    51. 54. <ul><li>Immediately overlies upstream-derived catastrophic flood deposit </li></ul><ul><ul><li>Coincident marine incursion and flooding from upstream? </li></ul></ul><ul><li>Stratigraphic consequence of river integration via lake failure inferred from geochemical studies </li></ul><ul><ul><li>Spencer and Patchett (1997); Poulson and John (2003) </li></ul></ul><ul><li>Bouse in a similar context below Parker Dam (Buising, 1988) </li></ul><ul><ul><li>Inter-bedded with intricately bedded fluvial gravels </li></ul></ul><ul><ul><li>Far-traveled detritus in sand fraction </li></ul></ul>
    52. 55. <ul><li>Upper Lost Cabin beds contain interbedded marl </li></ul><ul><li>Base of thick marl and mud unit fills erosional niche in upper Lost Cabin bed section </li></ul>
    53. 56. Quaternary river gravel Bouse marl Cross-bedded local gravel with marl interbeds Marl interbedded with downstream-directed fluvial gravel
    54. 57. Lake Bidahochi fills as upper Colorado Drainage extends to south (~6-7 Ma) Lake overtops (undercuts?) ‘Coconino’ divide and spills down Grand Canyon Sequential filling of lakes in Western Lake Mead Area (6-5.6 Ma) Lake overtops ‘Black Canyon’ divide and spills into Cottonwood Basin (6-5.6 Ma) Lake overtops ‘Pyramid’ divide and fills Mohave and Cottonwood Valleys (~5.6 Ma) Lake overtops ‘Topock’ divide and fills Chemehuevi Valley Lake overtops ‘Buckskin’ divide and fills Parker-Cibola Valley Lake overtops ‘Chocolate’ divide and LCR reaches developing Gulf of California Study area
    55. 59. <ul><li>Birth of LCR in study area began with divide failure and flood </li></ul><ul><li>Pre-river valley geometry similar to modern </li></ul><ul><li>Bouse formation is non-marine (not an uplift datum) </li></ul><ul><li>Interval of Bouse deposition relatively short </li></ul><ul><li>Mohave Valley Transitional Sequence parallels changes in Western Grand Canyon / Lake Mead Basin </li></ul><ul><li>Major fluvial backfilling driven by integration </li></ul>

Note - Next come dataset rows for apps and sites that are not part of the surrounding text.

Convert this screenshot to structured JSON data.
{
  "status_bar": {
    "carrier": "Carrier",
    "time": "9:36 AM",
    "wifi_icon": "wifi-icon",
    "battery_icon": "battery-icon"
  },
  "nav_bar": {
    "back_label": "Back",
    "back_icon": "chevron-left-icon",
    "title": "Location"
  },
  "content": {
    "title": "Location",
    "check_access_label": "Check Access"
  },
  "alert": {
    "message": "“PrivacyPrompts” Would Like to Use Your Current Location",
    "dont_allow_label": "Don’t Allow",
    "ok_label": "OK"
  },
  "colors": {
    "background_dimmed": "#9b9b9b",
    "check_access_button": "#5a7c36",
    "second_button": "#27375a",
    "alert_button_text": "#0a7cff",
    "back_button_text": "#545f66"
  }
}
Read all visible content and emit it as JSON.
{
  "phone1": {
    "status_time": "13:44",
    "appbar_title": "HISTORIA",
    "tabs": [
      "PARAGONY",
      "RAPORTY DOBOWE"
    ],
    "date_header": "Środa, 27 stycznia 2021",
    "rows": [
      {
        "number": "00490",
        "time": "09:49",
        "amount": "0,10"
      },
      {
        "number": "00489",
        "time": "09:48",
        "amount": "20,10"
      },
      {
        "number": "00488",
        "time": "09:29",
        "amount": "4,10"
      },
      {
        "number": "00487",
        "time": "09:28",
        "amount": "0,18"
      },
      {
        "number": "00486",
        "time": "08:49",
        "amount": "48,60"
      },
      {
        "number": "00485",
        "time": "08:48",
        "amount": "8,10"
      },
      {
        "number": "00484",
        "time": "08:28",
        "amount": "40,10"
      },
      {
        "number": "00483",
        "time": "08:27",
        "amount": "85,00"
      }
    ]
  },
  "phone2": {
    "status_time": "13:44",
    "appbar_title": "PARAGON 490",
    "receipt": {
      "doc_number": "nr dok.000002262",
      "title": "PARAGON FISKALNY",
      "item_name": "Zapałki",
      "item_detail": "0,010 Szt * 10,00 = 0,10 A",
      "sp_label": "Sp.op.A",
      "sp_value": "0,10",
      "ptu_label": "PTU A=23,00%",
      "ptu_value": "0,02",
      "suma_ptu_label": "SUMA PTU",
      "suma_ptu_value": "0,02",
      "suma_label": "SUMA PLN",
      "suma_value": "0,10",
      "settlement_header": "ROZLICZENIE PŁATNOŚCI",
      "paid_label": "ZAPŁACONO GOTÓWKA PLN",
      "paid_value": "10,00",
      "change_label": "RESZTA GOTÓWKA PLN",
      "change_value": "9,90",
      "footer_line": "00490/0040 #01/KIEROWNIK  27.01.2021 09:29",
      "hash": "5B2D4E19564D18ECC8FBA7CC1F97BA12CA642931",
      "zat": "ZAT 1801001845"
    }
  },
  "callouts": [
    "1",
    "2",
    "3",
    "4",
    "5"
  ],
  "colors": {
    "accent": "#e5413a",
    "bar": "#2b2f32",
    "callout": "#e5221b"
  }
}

    56. 60. Pyramid Hills Paleodivide Newberry Mountains Black Mountains Bullhead City Laughlin Davis Dam N Black Mtns Dead Mtns 10 km Cottonwood Valley Mohave Valley
    57. 61. minimum Newberry fan extent based on modern outcrops Newberry Fans Newberry Fans
    58. 62. 1 m Bouse Lost Cabin beds Fanglomerate Wave-worked gravel
    59. 63. Fanglomerate deposition in Mohave Valley concurrent with deposition of the Lost Cabin Beds in Cottonwood Valley Pre-Bouse fanglomerate exposed at late Miocene valley axis near level of modern river 5.5 Ma tephra Geologist Bouse marl Fanglomerate
    60. 64. Terminal Basin Lost Cabin Beds Bouse phase 1 Bouse phase 2 Divide Failure Pyramid Gravel Lake Drainage LCR, full-blown Bullhead Alluvium
    61. 65. <ul><li>1. Rio Grande </li></ul><ul><li>2. Central AZ Rivers </li></ul><ul><li>3. Lower Colorado </li></ul><ul><li>4. W. Great Basin </li></ul><ul><li>5. N. Great Basin </li></ul><ul><li>6. Bonneville Basin </li></ul><ul><li>7. Snake River </li></ul>
    62. 66. <ul><li>Phil Pearthree </li></ul><ul><li>Jim Faulds </li></ul><ul><li>Keith Howard </li></ul><ul><li>John Bell </li></ul><ul><li>Mike Perkins </li></ul><ul><li>Amy Brock </li></ul><ul><li>Andrei Sarna-Wojcicki </li></ul><ul><li>Jon Spencer </li></ul><ul><li>Sue Beard </li></ul><ul><li>Brenda Buck </li></ul><ul><li>Dave Miller </li></ul><ul><li>Richard Hereford </li></ul><ul><li>Daniel Malmon </li></ul>